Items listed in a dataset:
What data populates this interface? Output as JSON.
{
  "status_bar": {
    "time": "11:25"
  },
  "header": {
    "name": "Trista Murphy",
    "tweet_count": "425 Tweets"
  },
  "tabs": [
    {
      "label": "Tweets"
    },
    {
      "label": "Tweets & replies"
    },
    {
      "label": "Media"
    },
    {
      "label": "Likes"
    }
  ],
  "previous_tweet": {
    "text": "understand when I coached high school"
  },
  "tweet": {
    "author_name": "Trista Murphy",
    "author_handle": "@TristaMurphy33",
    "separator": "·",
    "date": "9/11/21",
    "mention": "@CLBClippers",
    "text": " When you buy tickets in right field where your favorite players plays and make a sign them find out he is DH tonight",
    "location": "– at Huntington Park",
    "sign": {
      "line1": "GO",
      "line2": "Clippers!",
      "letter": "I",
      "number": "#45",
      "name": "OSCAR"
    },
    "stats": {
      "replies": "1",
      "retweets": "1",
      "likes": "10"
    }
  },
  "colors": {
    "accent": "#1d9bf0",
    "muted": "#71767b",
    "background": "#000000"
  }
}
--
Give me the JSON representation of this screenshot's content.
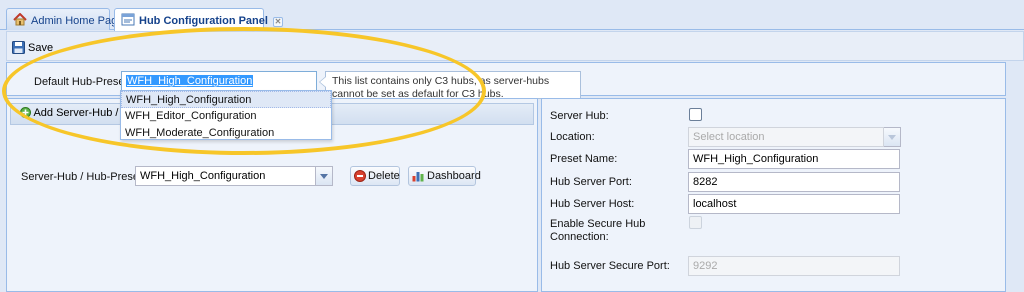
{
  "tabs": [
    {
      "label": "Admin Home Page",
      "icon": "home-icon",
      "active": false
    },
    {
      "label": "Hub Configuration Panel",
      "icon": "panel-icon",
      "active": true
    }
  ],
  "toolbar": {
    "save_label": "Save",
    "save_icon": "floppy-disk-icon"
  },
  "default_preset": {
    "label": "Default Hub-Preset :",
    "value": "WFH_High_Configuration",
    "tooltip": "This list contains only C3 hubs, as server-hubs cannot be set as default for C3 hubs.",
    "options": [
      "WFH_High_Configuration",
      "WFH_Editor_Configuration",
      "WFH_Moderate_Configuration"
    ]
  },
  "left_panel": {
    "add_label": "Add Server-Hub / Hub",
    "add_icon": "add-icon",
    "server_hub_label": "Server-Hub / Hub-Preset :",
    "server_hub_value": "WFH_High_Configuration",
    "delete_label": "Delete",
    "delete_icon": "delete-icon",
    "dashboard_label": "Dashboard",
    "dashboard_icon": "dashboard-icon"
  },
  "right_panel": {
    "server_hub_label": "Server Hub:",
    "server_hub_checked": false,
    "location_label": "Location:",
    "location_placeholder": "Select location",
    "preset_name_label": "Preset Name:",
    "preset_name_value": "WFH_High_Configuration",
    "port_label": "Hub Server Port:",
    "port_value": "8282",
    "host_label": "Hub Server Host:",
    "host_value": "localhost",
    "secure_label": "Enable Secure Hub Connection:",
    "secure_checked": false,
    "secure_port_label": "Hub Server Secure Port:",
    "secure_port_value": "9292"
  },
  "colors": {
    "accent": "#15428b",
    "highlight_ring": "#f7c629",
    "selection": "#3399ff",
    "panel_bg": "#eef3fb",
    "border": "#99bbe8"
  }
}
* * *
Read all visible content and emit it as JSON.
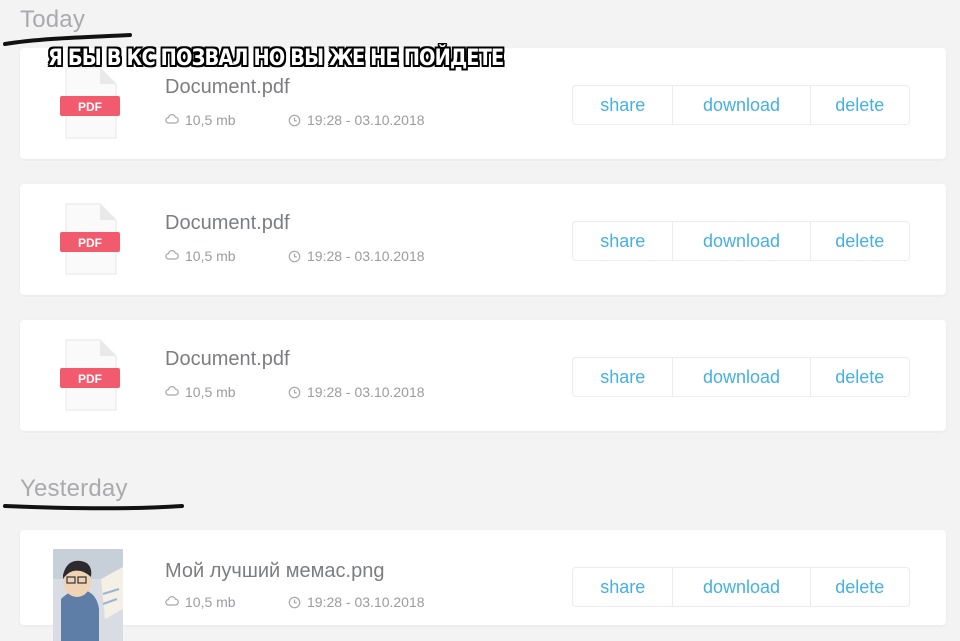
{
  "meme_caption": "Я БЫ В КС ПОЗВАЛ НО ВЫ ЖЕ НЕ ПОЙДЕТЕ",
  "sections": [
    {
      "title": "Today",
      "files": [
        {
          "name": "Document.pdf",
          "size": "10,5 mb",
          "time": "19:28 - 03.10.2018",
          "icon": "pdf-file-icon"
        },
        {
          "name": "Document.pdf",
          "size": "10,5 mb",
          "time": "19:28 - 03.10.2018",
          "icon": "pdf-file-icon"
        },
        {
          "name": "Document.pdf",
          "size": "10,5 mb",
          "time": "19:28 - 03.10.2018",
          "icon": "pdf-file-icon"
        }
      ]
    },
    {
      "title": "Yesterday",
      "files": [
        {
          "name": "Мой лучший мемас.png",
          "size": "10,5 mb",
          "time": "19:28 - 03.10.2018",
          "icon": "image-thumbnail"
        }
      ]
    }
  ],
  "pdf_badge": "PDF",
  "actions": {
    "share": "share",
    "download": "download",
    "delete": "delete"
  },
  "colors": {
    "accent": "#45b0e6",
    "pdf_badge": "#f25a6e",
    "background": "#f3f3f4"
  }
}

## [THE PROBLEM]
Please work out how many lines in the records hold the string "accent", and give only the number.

## [WRITTEN RESPONSE]
3